Goal of the exercise
Work out how many lines below hold the string "icon" and state only that figure.

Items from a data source
******

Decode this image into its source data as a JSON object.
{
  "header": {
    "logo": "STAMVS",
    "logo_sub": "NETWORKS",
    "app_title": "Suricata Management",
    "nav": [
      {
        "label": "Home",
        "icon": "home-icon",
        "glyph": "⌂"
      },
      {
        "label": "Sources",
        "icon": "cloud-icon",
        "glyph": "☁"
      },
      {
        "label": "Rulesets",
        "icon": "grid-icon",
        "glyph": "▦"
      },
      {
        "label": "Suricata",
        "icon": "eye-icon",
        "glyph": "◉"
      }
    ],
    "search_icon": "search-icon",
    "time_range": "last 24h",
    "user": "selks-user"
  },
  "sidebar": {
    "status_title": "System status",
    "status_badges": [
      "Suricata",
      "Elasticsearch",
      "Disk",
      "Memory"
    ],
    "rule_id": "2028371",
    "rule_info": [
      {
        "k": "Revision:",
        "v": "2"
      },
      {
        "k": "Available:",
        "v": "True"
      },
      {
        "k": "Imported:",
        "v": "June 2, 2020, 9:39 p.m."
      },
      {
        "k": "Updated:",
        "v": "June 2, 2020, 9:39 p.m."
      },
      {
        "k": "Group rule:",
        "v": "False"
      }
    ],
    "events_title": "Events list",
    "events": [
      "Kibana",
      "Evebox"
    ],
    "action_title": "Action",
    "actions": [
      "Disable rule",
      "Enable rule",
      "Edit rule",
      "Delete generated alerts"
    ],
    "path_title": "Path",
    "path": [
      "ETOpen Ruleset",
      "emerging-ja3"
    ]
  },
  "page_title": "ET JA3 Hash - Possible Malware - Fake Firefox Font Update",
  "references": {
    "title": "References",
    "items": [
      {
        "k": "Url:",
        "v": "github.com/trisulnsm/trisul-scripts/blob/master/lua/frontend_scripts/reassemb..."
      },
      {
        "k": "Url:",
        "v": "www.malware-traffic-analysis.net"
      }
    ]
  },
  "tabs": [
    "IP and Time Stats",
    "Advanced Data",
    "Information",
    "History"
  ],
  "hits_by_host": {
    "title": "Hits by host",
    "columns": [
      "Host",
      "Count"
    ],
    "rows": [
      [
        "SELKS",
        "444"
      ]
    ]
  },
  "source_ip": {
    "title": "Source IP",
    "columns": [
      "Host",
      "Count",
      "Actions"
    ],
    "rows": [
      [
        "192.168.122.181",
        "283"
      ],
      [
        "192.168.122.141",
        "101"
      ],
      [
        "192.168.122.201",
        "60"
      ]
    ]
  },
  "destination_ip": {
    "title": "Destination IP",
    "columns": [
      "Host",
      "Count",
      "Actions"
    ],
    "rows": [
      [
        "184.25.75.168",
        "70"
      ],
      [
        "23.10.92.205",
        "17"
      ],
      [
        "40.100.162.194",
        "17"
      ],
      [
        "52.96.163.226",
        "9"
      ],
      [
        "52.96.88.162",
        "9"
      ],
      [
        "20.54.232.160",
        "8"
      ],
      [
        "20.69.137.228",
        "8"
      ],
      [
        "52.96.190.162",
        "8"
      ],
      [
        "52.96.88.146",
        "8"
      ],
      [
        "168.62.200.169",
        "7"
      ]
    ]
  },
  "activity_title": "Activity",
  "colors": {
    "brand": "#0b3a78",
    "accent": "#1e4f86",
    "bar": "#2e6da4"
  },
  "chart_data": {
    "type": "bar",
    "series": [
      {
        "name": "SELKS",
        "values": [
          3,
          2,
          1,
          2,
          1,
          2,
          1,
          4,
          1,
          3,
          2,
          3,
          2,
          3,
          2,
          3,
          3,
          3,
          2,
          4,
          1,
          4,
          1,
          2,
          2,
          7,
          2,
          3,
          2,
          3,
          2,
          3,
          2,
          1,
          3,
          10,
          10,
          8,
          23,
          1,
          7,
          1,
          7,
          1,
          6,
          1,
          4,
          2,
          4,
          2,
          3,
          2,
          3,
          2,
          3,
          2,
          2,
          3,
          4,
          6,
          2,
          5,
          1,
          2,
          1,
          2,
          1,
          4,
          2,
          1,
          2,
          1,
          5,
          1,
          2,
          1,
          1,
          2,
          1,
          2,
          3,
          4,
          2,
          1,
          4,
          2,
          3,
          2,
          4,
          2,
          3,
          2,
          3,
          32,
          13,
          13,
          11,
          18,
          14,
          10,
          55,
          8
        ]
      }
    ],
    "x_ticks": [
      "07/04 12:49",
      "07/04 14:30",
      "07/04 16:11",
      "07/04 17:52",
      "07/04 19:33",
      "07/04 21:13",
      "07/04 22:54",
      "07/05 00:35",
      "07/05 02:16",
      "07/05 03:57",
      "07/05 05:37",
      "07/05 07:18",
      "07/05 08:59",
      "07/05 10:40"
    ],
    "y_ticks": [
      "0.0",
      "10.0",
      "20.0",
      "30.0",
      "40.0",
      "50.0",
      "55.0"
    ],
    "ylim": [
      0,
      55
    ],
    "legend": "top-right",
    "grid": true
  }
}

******

Answer for this exercise
5